But the Wholesale Distributors, with combined annual revenues of $400 billion and profits in the billions of dollars, failed in their duties and instead profited from the flood of pills into our community. The companies control 85% of the market for prescription opioids and profited from the opioid epidemic. And in the last few years, the big three wholesale distributors have paid over $200 million in fines for the same conduct covered in the complaint. In the meantime, the state of Alabama is struggling with the toll opioid abuse is taking on our communities and public resources.

“As in other cities across the state, the opioid epidemic has been taking the lives of our young people and destroying families throughout our communities,” Mayor Bell said. “When it comes to helping all that are affected by this devastating problem, providing solutions must be our top priority.”
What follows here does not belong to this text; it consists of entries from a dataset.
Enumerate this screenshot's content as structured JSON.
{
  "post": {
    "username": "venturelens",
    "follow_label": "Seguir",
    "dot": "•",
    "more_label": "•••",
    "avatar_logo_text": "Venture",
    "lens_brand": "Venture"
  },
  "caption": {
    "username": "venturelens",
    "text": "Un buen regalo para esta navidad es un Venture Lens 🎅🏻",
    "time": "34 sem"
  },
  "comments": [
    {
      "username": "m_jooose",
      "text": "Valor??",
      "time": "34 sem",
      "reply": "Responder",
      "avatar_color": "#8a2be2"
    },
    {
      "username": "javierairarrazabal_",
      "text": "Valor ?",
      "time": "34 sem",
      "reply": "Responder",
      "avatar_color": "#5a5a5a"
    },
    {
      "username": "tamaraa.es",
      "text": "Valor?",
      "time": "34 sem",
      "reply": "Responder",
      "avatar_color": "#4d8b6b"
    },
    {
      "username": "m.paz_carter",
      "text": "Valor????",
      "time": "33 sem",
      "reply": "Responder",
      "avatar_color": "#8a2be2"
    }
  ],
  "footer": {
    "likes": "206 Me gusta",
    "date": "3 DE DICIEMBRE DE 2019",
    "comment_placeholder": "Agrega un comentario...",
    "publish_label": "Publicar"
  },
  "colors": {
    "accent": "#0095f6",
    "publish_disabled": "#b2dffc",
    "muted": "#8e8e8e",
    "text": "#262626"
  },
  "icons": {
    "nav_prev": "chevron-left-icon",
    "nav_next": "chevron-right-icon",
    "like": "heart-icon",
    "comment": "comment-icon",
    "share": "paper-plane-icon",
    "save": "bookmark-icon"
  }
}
Mayor Bell is determined to lead the charge to end the crisis of opioid addiction. In 2012, Alabama had the highest level of prescription opioid use in the nation. (source: Doctors in the state wrote 5.8 million prescriptions for pain pills in 2015, according to the Centers for Disease Control. That amounts to about 1.2 prescriptions per person (compared to the national average of 0.71).

The opioid epidemic is creating pressure on health care facilities, municipal courts, fire departments and law enforcement agencies, resulting in rising costs, a strain on resources, and concerns about public safety.

“It has only grown worse as people who were addicted to prescription pills have, thanks to heightened enforcement efforts, found them harder to come by,” said Birmingham Police Chief A.C. Roper. The residents of Birmingham and the City’s infrastructure bear the burden of the cost of the epidemic, as the costs of treatment for addiction, education and law enforcement have continued to rise and opioid addicts have turned to street drugs like heroin and fentanyl.


Opioid abuse is now the leading cause of death for those under 50. In Jefferson County alone, more than 200 people died from overdoses of heroin or fentanyl in 2016, according to the coroner’s office, more than double the previous year. In addition to the cost in human life, researchers estimate the total economic burden of the prescription opioid epidemic at $78.5 billion.


Copies of the City’s lawsuit will be available later today.